Community and Rooftop Square Foot Gardens

Creating shared gardens in urban areas

Square foot gardening offers a fantastic opportunity for community engagement in urban areas. Collaborate with neighbors, local organizations, or community centers to create shared square foot gardens. This not only allows individuals to contribute to and benefit from a communal gardening space but also fosters a sense of community and shared responsibility.

Benefits and challenges of rooftop gardening

Rooftop gardening presents a unique opportunity to create green spaces in urban environments. It maximizes available space that would otherwise go unused and provides numerous benefits such as improved insulation, reduced stormwater runoff, and enhanced biodiversity. However, rooftop gardening also poses challenges such as weight restrictions, access, and the need for careful planning to ensure proper water drainage and structural integrity.

Engaging with neighbors and local organizations

Square foot gardening can be an excellent way to connect with neighbors and local organizations. Share your gardening experiences, knowledge, and surplus produce with those around you. Consider organizing workshops, sharing seeds or seedlings, or participating in local gardening events. Engaging with others who are interested in square foot gardening fosters a sense of community and creates opportunities for collaboration and mutual support.

The Future of Square Foot Gardening

Growing interest in urban agriculture

As cities grow and green spaces become scarcer, the interest in urban agriculture, including square foot gardening, continues to rise. With the current focus on sustainable living and self-sufficiency, more and more people are exploring gardening options in urban environments. Square foot gardening offers a practical, efficient, and rewarding solution for individuals and communities wanting to grow their own food even in limited spaces.

Innovations in compact gardening systems

The future of square foot gardening holds the promise of innovative and compact gardening systems. Advances in technology and design may introduce new methods for maximizing space utilization, improving water efficiency, and optimizing plant growth. Such innovations may include vertical gardening systems, modular raised bed designs, or automated irrigation solutions tailored specifically for square foot gardening.

Sustainable practices for the future

As environmental consciousness continues to grow, sustainable practices are becoming increasingly important in all aspects of life, including gardening. The future of square foot gardening lies in the adoption and promotion of sustainable practices. This includes minimizing water usage, utilizing organic and environmentally friendly fertilizers and pest control methods, and prioritizing soil health through composting and proper crop rotation. By implementing sustainable practices, square foot gardening can contribute to a greener and more sustainable future.

In conclusion, square foot gardening is a versatile and practical gardening method for maximizing limited space in urban environments. By following the key principles of square foot gardening, you can reap numerous benefits such as higher yield, water conservation, and reduced weed and pest issues. Getting started with square foot gardening requires careful planning, preparation of the soil, and obtaining the necessary tools and materials. By selecting suitable plant varieties and adopting proper maintenance techniques, you can enjoy the rewards of a thriving square foot garden. Overcoming challenges such as limited space, shade, and pests organically is possible with the right knowledge and strategies.
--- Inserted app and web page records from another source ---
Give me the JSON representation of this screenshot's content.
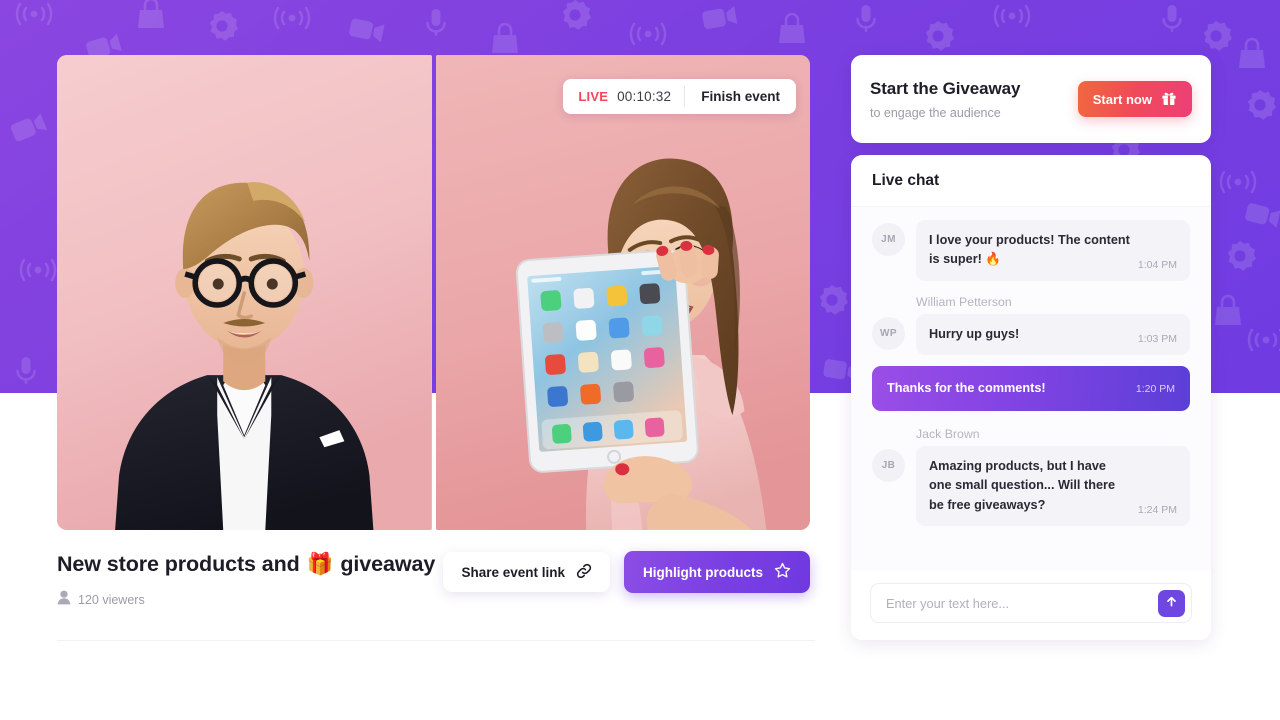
{
  "stream": {
    "live_badge": "LIVE",
    "timer": "00:10:32",
    "finish_label": "Finish event",
    "tiles": [
      {
        "name": "presenter-male",
        "background": "#f3c3c6"
      },
      {
        "name": "presenter-female",
        "background": "#efaeb0"
      }
    ]
  },
  "event": {
    "title_before": "New store products and",
    "title_emoji": "🎁",
    "title_after": "giveaway",
    "viewers": "120 viewers",
    "share_label": "Share event link",
    "highlight_label": "Highlight products"
  },
  "giveaway": {
    "title": "Start the Giveaway",
    "subtitle": "to engage the audience",
    "button_label": "Start now"
  },
  "chat": {
    "header": "Live chat",
    "messages": [
      {
        "initials": "JM",
        "sender": "",
        "text": "I love your products! The content is super! 🔥",
        "time": "1:04 PM",
        "outgoing": false
      },
      {
        "initials": "WP",
        "sender": "William Petterson",
        "text": "Hurry up guys!",
        "time": "1:03 PM",
        "outgoing": false
      },
      {
        "initials": "",
        "sender": "",
        "text": "Thanks for the comments!",
        "time": "1:20 PM",
        "outgoing": true
      },
      {
        "initials": "JB",
        "sender": "Jack Brown",
        "text": "Amazing products, but I have one small question... Will there be free giveaways?",
        "time": "1:24 PM",
        "outgoing": false
      }
    ],
    "composer_placeholder": "Enter your text here..."
  },
  "colors": {
    "banner_purple": "#7b3fe0",
    "accent_purple": "#6f47e0",
    "live_red": "#f5455c",
    "start_gradient_from": "#f1683f",
    "start_gradient_to": "#ed3f77"
  }
}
Embracing community and rooftop square foot gardening offers opportunities for shared gardening experiences and engagement with neighbors and local organizations. The future of square foot gardening looks promising, with growing interest in urban agriculture, innovative compact gardening systems, and sustainable practices for a greener future. So, why not give square foot gardening a try and transform your limited city space into a thriving garden oasis?